---------- Listed records ----------

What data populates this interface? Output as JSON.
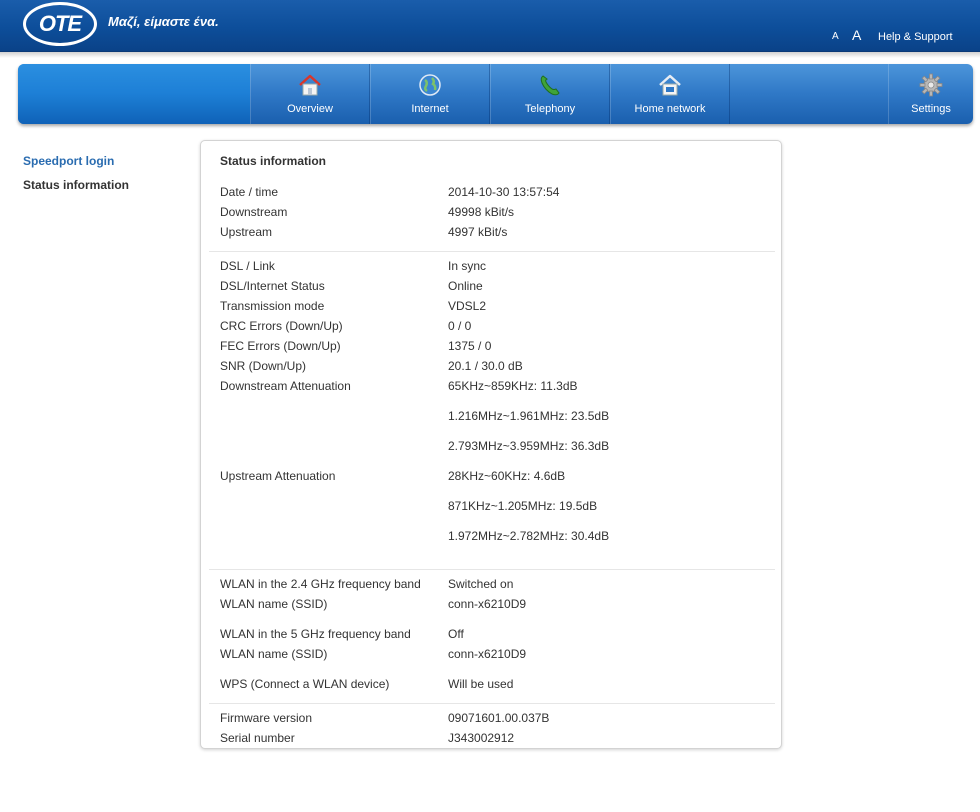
{
  "header": {
    "logo_text": "OTE",
    "slogan": "Μαζί, είμαστε ένα.",
    "font_small": "A",
    "font_large": "A",
    "help_link": "Help & Support"
  },
  "nav": {
    "overview": "Overview",
    "internet": "Internet",
    "telephony": "Telephony",
    "home_network": "Home network",
    "settings": "Settings"
  },
  "sidebar": {
    "items": [
      {
        "label": "Speedport login"
      },
      {
        "label": "Status information"
      }
    ]
  },
  "panel": {
    "title": "Status information",
    "general": {
      "date_label": "Date / time",
      "date_value": "2014-10-30 13:57:54",
      "down_label": "Downstream",
      "down_value": "49998 kBit/s",
      "up_label": "Upstream",
      "up_value": "4997 kBit/s"
    },
    "dsl": {
      "link_label": "DSL / Link",
      "link_value": "In sync",
      "status_label": "DSL/Internet Status",
      "status_value": "Online",
      "mode_label": "Transmission mode",
      "mode_value": "VDSL2",
      "crc_label": "CRC Errors (Down/Up)",
      "crc_value": "0 / 0",
      "fec_label": "FEC Errors (Down/Up)",
      "fec_value": "1375 / 0",
      "snr_label": "SNR (Down/Up)",
      "snr_value": "20.1 / 30.0 dB",
      "down_att_label": "Downstream Attenuation",
      "down_att": [
        "65KHz~859KHz: 11.3dB",
        "1.216MHz~1.961MHz: 23.5dB",
        "2.793MHz~3.959MHz: 36.3dB"
      ],
      "up_att_label": "Upstream Attenuation",
      "up_att": [
        "28KHz~60KHz: 4.6dB",
        "871KHz~1.205MHz: 19.5dB",
        "1.972MHz~2.782MHz: 30.4dB"
      ]
    },
    "wlan": {
      "band24_label": "WLAN in the 2.4 GHz frequency band",
      "band24_value": "Switched on",
      "ssid24_label": "WLAN name (SSID)",
      "ssid24_value": "conn-x6210D9",
      "band5_label": "WLAN in the 5 GHz frequency band",
      "band5_value": "Off",
      "ssid5_label": "WLAN name (SSID)",
      "ssid5_value": "conn-x6210D9",
      "wps_label": "WPS (Connect a WLAN device)",
      "wps_value": "Will be used"
    },
    "device": {
      "fw_label": "Firmware version",
      "fw_value": "09071601.00.037B",
      "serial_label": "Serial number",
      "serial_value": "J343002912"
    }
  },
  "icons": {
    "overview": "house-icon",
    "internet": "globe-icon",
    "telephony": "phone-handset-icon",
    "home_network": "house-network-icon",
    "settings": "gear-icon"
  },
  "colors": {
    "header_blue": "#0d4e9a",
    "nav_blue": "#2f78c6",
    "link_blue": "#2a6cb0"
  }
}
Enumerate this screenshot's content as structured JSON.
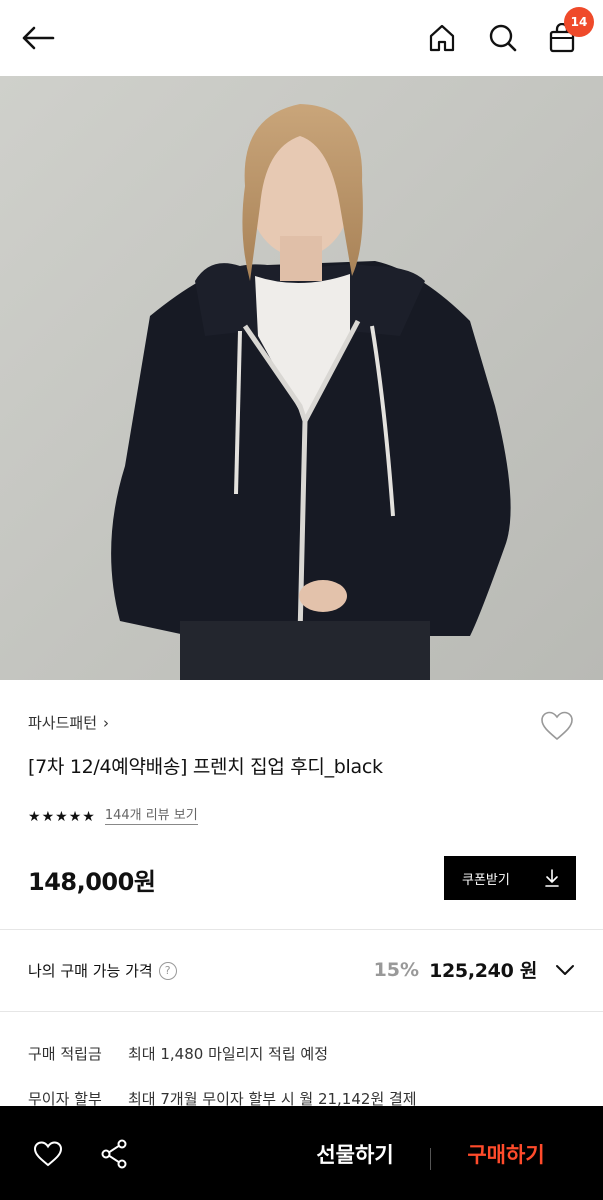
{
  "header": {
    "back_icon": "arrow-left-icon",
    "home_icon": "home-icon",
    "search_icon": "search-icon",
    "cart_icon": "shopping-bag-icon",
    "cart_count": "14",
    "badge_color": "#ef4a2a"
  },
  "product": {
    "brand": "파사드패턴",
    "brand_chevron": "›",
    "title": "[7차 12/4예약배송] 프렌치 집업 후디_black",
    "rating_stars": 5,
    "review_link": "144개 리뷰 보기",
    "price": "148,000원",
    "coupon_label": "쿠폰받기",
    "coupon_icon": "download-icon"
  },
  "my_price": {
    "label": "나의 구매 가능 가격",
    "info_glyph": "?",
    "discount": "15%",
    "final_price": "125,240 원"
  },
  "benefits": [
    {
      "key": "구매 적립금",
      "value": "최대 1,480 마일리지 적립 예정"
    },
    {
      "key": "무이자 할부",
      "value": "최대 7개월 무이자 할부 시 월 21,142원 결제"
    }
  ],
  "bottom_bar": {
    "wish_icon": "heart-icon",
    "share_icon": "share-icon",
    "gift_label": "선물하기",
    "buy_label": "구매하기",
    "buy_color": "#ff4b2b"
  }
}
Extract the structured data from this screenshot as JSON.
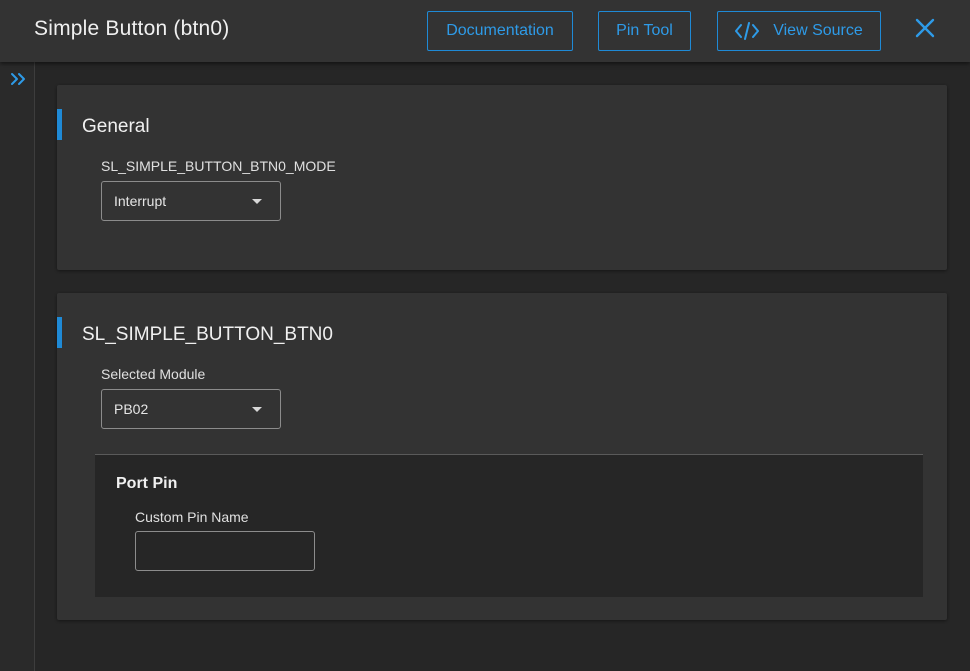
{
  "header": {
    "title": "Simple Button (btn0)",
    "buttons": {
      "documentation": "Documentation",
      "pin_tool": "Pin Tool",
      "view_source": "View Source"
    },
    "icons": {
      "code": "code-icon",
      "close": "close-icon"
    }
  },
  "sidebar": {
    "expand_icon": "double-chevron-right-icon"
  },
  "sections": {
    "general": {
      "title": "General",
      "mode_label": "SL_SIMPLE_BUTTON_BTN0_MODE",
      "mode_value": "Interrupt"
    },
    "btn0": {
      "title": "SL_SIMPLE_BUTTON_BTN0",
      "module_label": "Selected Module",
      "module_value": "PB02",
      "port_pin": {
        "title": "Port Pin",
        "custom_pin_label": "Custom Pin Name",
        "custom_pin_value": "",
        "custom_pin_placeholder": ""
      }
    }
  },
  "colors": {
    "accent": "#1f8ad6",
    "background": "#262626",
    "panel": "#333333",
    "text": "#e6e6e6"
  }
}
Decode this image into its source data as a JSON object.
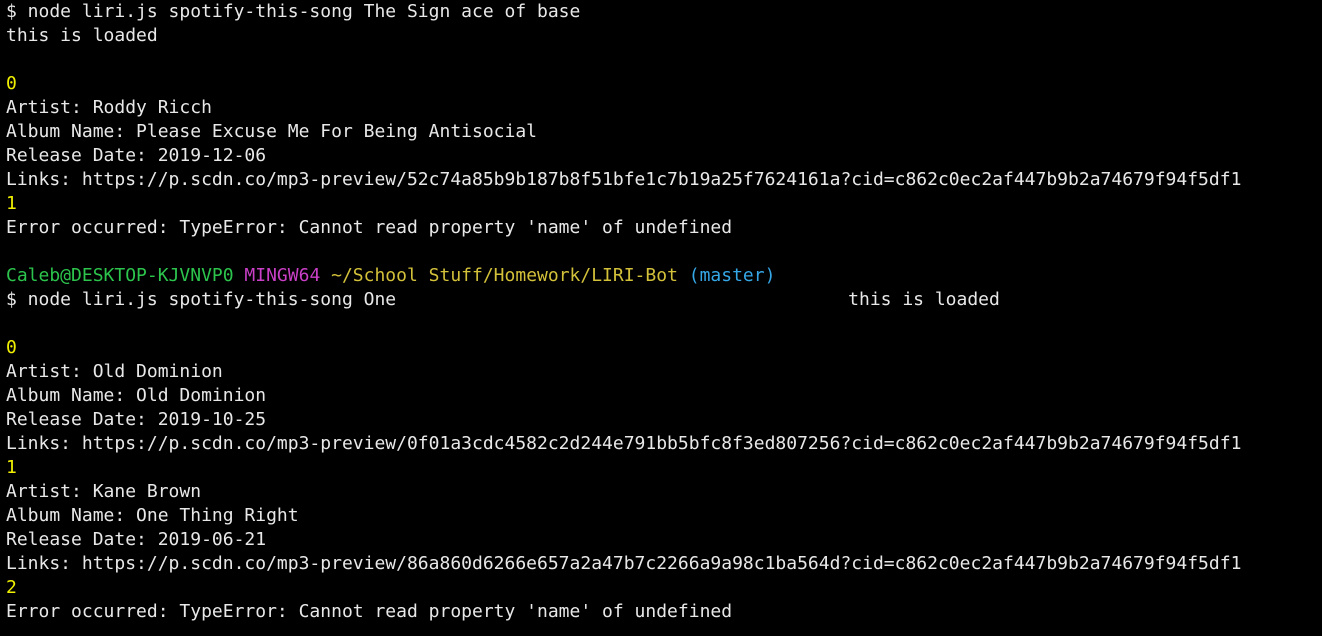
{
  "colors": {
    "background": "#000000",
    "text": "#e8e8e8",
    "index": "#f0f000",
    "user": "#2cc44c",
    "shell": "#c93fc6",
    "path": "#d3c13a",
    "branch": "#35a6e6"
  },
  "session1": {
    "command": "$ node liri.js spotify-this-song The Sign ace of base",
    "loaded": "this is loaded",
    "index0": "0",
    "artist0": "Artist: Roddy Ricch",
    "album0": "Album Name: Please Excuse Me For Being Antisocial",
    "release0": "Release Date: 2019-12-06",
    "links0": "Links: https://p.scdn.co/mp3-preview/52c74a85b9b187b8f51bfe1c7b19a25f7624161a?cid=c862c0ec2af447b9b2a74679f94f5df1",
    "index1": "1",
    "error": "Error occurred: TypeError: Cannot read property 'name' of undefined"
  },
  "prompt": {
    "user_host": "Caleb@DESKTOP-KJVNVP0",
    "shell": "MINGW64",
    "path": "~/School Stuff/Homework/LIRI-Bot",
    "branch": "(master)"
  },
  "session2": {
    "command": "$ node liri.js spotify-this-song One",
    "loaded": "this is loaded",
    "index0": "0",
    "artist0": "Artist: Old Dominion",
    "album0": "Album Name: Old Dominion",
    "release0": "Release Date: 2019-10-25",
    "links0": "Links: https://p.scdn.co/mp3-preview/0f01a3cdc4582c2d244e791bb5bfc8f3ed807256?cid=c862c0ec2af447b9b2a74679f94f5df1",
    "index1": "1",
    "artist1": "Artist: Kane Brown",
    "album1": "Album Name: One Thing Right",
    "release1": "Release Date: 2019-06-21",
    "links1": "Links: https://p.scdn.co/mp3-preview/86a860d6266e657a2a47b7c2266a9a98c1ba564d?cid=c862c0ec2af447b9b2a74679f94f5df1",
    "index2": "2",
    "error": "Error occurred: TypeError: Cannot read property 'name' of undefined"
  }
}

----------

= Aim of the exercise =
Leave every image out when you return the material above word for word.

= Solution for this task =
What data populates this interface? Output as JSON.
{
  "header": {
    "logo_text": "OTE",
    "slogan": "Μαζί, είμαστε ένα.",
    "font_small": "A",
    "font_large": "A",
    "help_link": "Help & Support"
  },
  "nav": {
    "overview": "Overview",
    "internet": "Internet",
    "telephony": "Telephony",
    "home_network": "Home network",
    "settings": "Settings"
  },
  "sidebar": {
    "items": [
      {
        "label": "Speedport login"
      },
      {
        "label": "Status information"
      }
    ]
  },
  "panel": {
    "title": "Status information",
    "general": {
      "date_label": "Date / time",
      "date_value": "2014-10-30 13:57:54",
      "down_label": "Downstream",
      "down_value": "49998 kBit/s",
      "up_label": "Upstream",
      "up_value": "4997 kBit/s"
    },
    "dsl": {
      "link_label": "DSL / Link",
      "link_value": "In sync",
      "status_label": "DSL/Internet Status",
      "status_value": "Online",
      "mode_label": "Transmission mode",
      "mode_value": "VDSL2",
      "crc_label": "CRC Errors (Down/Up)",
      "crc_value": "0 / 0",
      "fec_label": "FEC Errors (Down/Up)",
      "fec_value": "1375 / 0",
      "snr_label": "SNR (Down/Up)",
      "snr_value": "20.1 / 30.0 dB",
      "down_att_label": "Downstream Attenuation",
      "down_att": [
        "65KHz~859KHz: 11.3dB",
        "1.216MHz~1.961MHz: 23.5dB",
        "2.793MHz~3.959MHz: 36.3dB"
      ],
      "up_att_label": "Upstream Attenuation",
      "up_att": [
        "28KHz~60KHz: 4.6dB",
        "871KHz~1.205MHz: 19.5dB",
        "1.972MHz~2.782MHz: 30.4dB"
      ]
    },
    "wlan": {
      "band24_label": "WLAN in the 2.4 GHz frequency band",
      "band24_value": "Switched on",
      "ssid24_label": "WLAN name (SSID)",
      "ssid24_value": "conn-x6210D9",
      "band5_label": "WLAN in the 5 GHz frequency band",
      "band5_value": "Off",
      "ssid5_label": "WLAN name (SSID)",
      "ssid5_value": "conn-x6210D9",
      "wps_label": "WPS (Connect a WLAN device)",
      "wps_value": "Will be used"
    },
    "device": {
      "fw_label": "Firmware version",
      "fw_value": "09071601.00.037B",
      "serial_label": "Serial number",
      "serial_value": "J343002912"
    }
  },
  "icons": {
    "overview": "house-icon",
    "internet": "globe-icon",
    "telephony": "phone-handset-icon",
    "home_network": "house-network-icon",
    "settings": "gear-icon"
  },
  "colors": {
    "header_blue": "#0d4e9a",
    "nav_blue": "#2f78c6",
    "link_blue": "#2a6cb0"
  }
}
Enumerate this screenshot's content as structured JSON.
{
  "header": {
    "back_icon": "arrow-left-icon",
    "home_icon": "home-icon",
    "search_icon": "search-icon",
    "cart_icon": "shopping-bag-icon",
    "cart_count": "14",
    "badge_color": "#ef4a2a"
  },
  "product": {
    "brand": "파사드패턴",
    "brand_chevron": "›",
    "title": "[7차 12/4예약배송] 프렌치 집업 후디_black",
    "rating_stars": 5,
    "review_link": "144개 리뷰 보기",
    "price": "148,000원",
    "coupon_label": "쿠폰받기",
    "coupon_icon": "download-icon"
  },
  "my_price": {
    "label": "나의 구매 가능 가격",
    "info_glyph": "?",
    "discount": "15%",
    "final_price": "125,240 원"
  },
  "benefits": [
    {
      "key": "구매 적립금",
      "value": "최대 1,480 마일리지 적립 예정"
    },
    {
      "key": "무이자 할부",
      "value": "최대 7개월 무이자 할부 시 월 21,142원 결제"
    }
  ],
  "bottom_bar": {
    "wish_icon": "heart-icon",
    "share_icon": "share-icon",
    "gift_label": "선물하기",
    "buy_label": "구매하기",
    "buy_color": "#ff4b2b"
  }
}
Extract the structured data from this screenshot as JSON.
{
  "header": {
    "title": "Simple Button (btn0)",
    "buttons": {
      "documentation": "Documentation",
      "pin_tool": "Pin Tool",
      "view_source": "View Source"
    },
    "icons": {
      "code": "code-icon",
      "close": "close-icon"
    }
  },
  "sidebar": {
    "expand_icon": "double-chevron-right-icon"
  },
  "sections": {
    "general": {
      "title": "General",
      "mode_label": "SL_SIMPLE_BUTTON_BTN0_MODE",
      "mode_value": "Interrupt"
    },
    "btn0": {
      "title": "SL_SIMPLE_BUTTON_BTN0",
      "module_label": "Selected Module",
      "module_value": "PB02",
      "port_pin": {
        "title": "Port Pin",
        "custom_pin_label": "Custom Pin Name",
        "custom_pin_value": "",
        "custom_pin_placeholder": ""
      }
    }
  },
  "colors": {
    "accent": "#1f8ad6",
    "background": "#262626",
    "panel": "#333333",
    "text": "#e6e6e6"
  }
}
Decode this image into its source data as a JSON object.
{
  "colors": {
    "background": "#000000",
    "text": "#e8e8e8",
    "index": "#f0f000",
    "user": "#2cc44c",
    "shell": "#c93fc6",
    "path": "#d3c13a",
    "branch": "#35a6e6"
  },
  "session1": {
    "command": "$ node liri.js spotify-this-song The Sign ace of base",
    "loaded": "this is loaded",
    "index0": "0",
    "artist0": "Artist: Roddy Ricch",
    "album0": "Album Name: Please Excuse Me For Being Antisocial",
    "release0": "Release Date: 2019-12-06",
    "links0": "Links: https://p.scdn.co/mp3-preview/52c74a85b9b187b8f51bfe1c7b19a25f7624161a?cid=c862c0ec2af447b9b2a74679f94f5df1",
    "index1": "1",
    "error": "Error occurred: TypeError: Cannot read property 'name' of undefined"
  },
  "prompt": {
    "user_host": "Caleb@DESKTOP-KJVNVP0",
    "shell": "MINGW64",
    "path": "~/School Stuff/Homework/LIRI-Bot",
    "branch": "(master)"
  },
  "session2": {
    "command": "$ node liri.js spotify-this-song One",
    "loaded": "this is loaded",
    "index0": "0",
    "artist0": "Artist: Old Dominion",
    "album0": "Album Name: Old Dominion",
    "release0": "Release Date: 2019-10-25",
    "links0": "Links: https://p.scdn.co/mp3-preview/0f01a3cdc4582c2d244e791bb5bfc8f3ed807256?cid=c862c0ec2af447b9b2a74679f94f5df1",
    "index1": "1",
    "artist1": "Artist: Kane Brown",
    "album1": "Album Name: One Thing Right",
    "release1": "Release Date: 2019-06-21",
    "links1": "Links: https://p.scdn.co/mp3-preview/86a860d6266e657a2a47b7c2266a9a98c1ba564d?cid=c862c0ec2af447b9b2a74679f94f5df1",
    "index2": "2",
    "error": "Error occurred: TypeError: Cannot read property 'name' of undefined"
  }
}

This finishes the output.